Rise

  • Rise is a irregular verb. Rose is the past tense and risen the past participle.
  • It is intransitive, so it is not followed by an object. Click here to learn more.
  • The temperature is rising. (no object needed)
  • She rose. (no object needed)
English Vocabulary: Rise

Arise

English Vocabulary: Arise
  • Arise, like rise, is an irregular verb. Arose is the past tense and arisen is the past participle .
  • It is also intransitive, so it is not followed by an object.
  • Arise means that something presents itself.
    • Should the need arise, … (should the need present itself…)

Collocations

It’s important to learn vocabulary in context. So, here are some of the words that tend to ‘collocate’ with Raise, Rise and Arise.

Raise

  • a question, a point,
  • I would like to raise a question here.
  • your hand, her leg, their heads
    • Please raise your hand if you know the answer.
  • standards
    • If you want to past the audit, your company must raise its standards.

Rise

  • dramatically, markedly, sharply, significantly, steeply, substantially
    • Profits rose substantially in the third quarter.
  • a little, slightly, higher, steadily, fast, quickly, rapidly
    • Sales dropped rapidly during the pandemic.
  • be expected to, be likely/unlikely to, be projected to, be set to, begin to, continue to
    • The number of people is unlikely to rise this late in the year.
  • above, by, from, in, in line with, to

Arise

  • naturally, spontaneously, directly
    • Sometime bad behaviour at school arises spontaneously.
  • may, might, be linkely to, be unlikely to
    • Disagreements are likely to arise out of a debate.
  • from, out of

English Vocabulary

Now that you have seen, English Vocabulary: Raise, Rise, Arise, have a look at our other posts:
Vocab Rehab: backlash
Vocab Rehab: strike

English Vocabulary: Backlash

English Vocabulary: Backlash

English Vocabulary: Backlash. Some say that all social issues face backlash at a certain moment. What kinds of rights are facing backlash by you?

BACKLASH

  • A reaction that goes against a previously popular idea or person.
  • A reverse movement.
  • a negative reaction to something
    • There has been a backlash against women’s rights in the US.
    • Governments who make very liberal or very conservative laws often face a lot of backlash from opposing sides and from their own side if they think their ideas are too extreme.

COLLOCATIONS WITH BACKLASH

Collocations are words that go together.

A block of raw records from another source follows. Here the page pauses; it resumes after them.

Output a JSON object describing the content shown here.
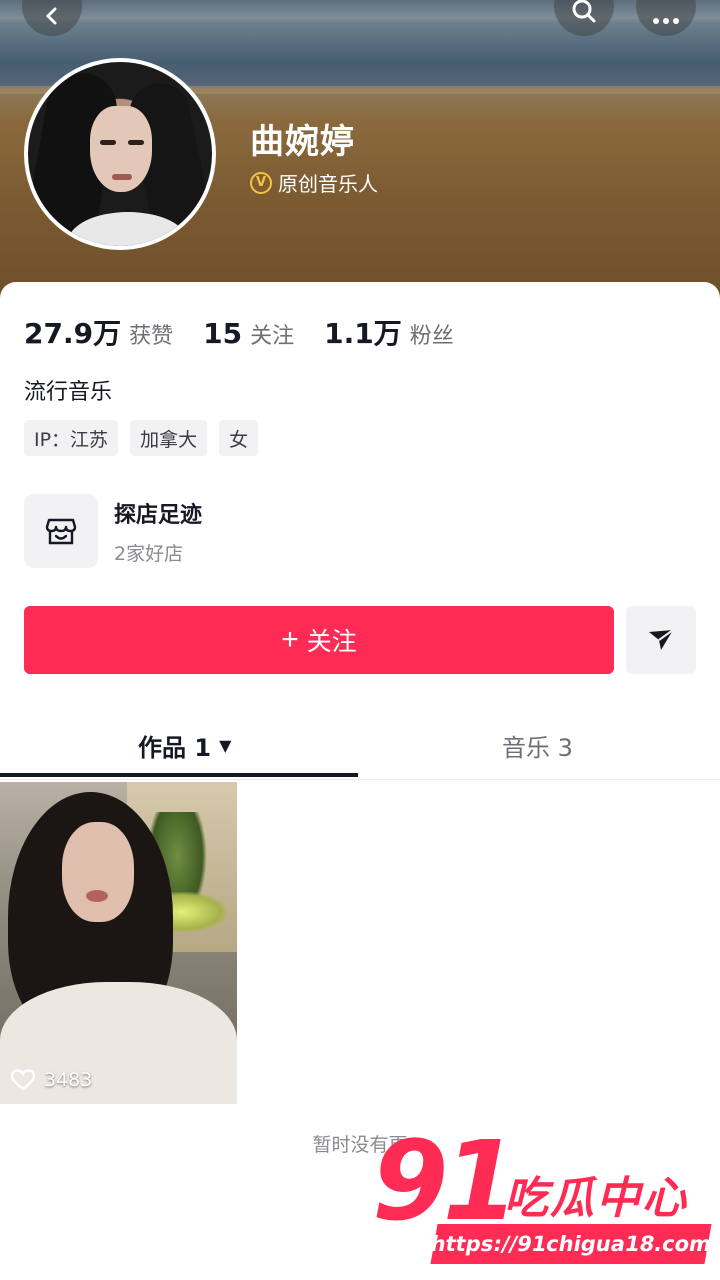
{
  "profile": {
    "name": "曲婉婷",
    "verify_badge": "V",
    "verified_label": "原创音乐人",
    "bio": "流行音乐"
  },
  "stats": [
    {
      "value": "27.9万",
      "label": "获赞"
    },
    {
      "value": "15",
      "label": "关注"
    },
    {
      "value": "1.1万",
      "label": "粉丝"
    }
  ],
  "tags": [
    "IP：江苏",
    "加拿大",
    "女"
  ],
  "shop": {
    "title": "探店足迹",
    "subtitle": "2家好店",
    "icon": "shop-icon"
  },
  "actions": {
    "follow_plus": "+",
    "follow_label": "关注",
    "share_icon": "send-icon"
  },
  "tabs": {
    "works_label": "作品 1",
    "works_arrow": "▼",
    "music_label": "音乐 3"
  },
  "videos": [
    {
      "likes": "3483"
    }
  ],
  "footer": {
    "no_more": "暂时没有更"
  },
  "watermark": {
    "number": "91",
    "text": "吃瓜中心",
    "url": "https://91chigua18.com"
  },
  "colors": {
    "accent": "#fe2c55",
    "badge": "#f5c242"
  }
}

Stop learning vocabulary by itself and learn it with the words that are used with it. Learning this way will also help you memorize the words more easily.

VERBS

  • Experience, face
    • The government is facing a backlash from Feminist Movements on both sides.
    • She is experiencing a backlash for not having consulted her partners.
  • Cause, create, prompt, provoke, spark
    • The gas company provoked a backlash for increasing their prices.
    • It was quite predictable that his message was going to spark a backlash from his voters.
  • Anticipate, expect, fear, predict
    • They should have anticipated the backlash and had a strategy to deal with it.
    • Even though she feared a backlash, she went ahead with the new regulation.

ADJECTIVES

  • Consumer
    • They promted a consumer backlash by not giving employees paid holidays.
  • Political
    • The Right is experiencing political backlash for having attacked their party’s famous icon.
  • Public
    • There will be strong public backlash to the increased retirement age.
  • Violent, racist, serious
    • Many States are facing a violent backlash from anti-immigrant supporters.
    • After COVID, many member of the Asian community incorrectly received racist backlash.

ENGLISH VOCABULARY

Now that you have seen English Vocabulary: Backlash, check out our other Vocab Rehab posts:
Vocab Rehab: strike
Vocab Rehab: sibling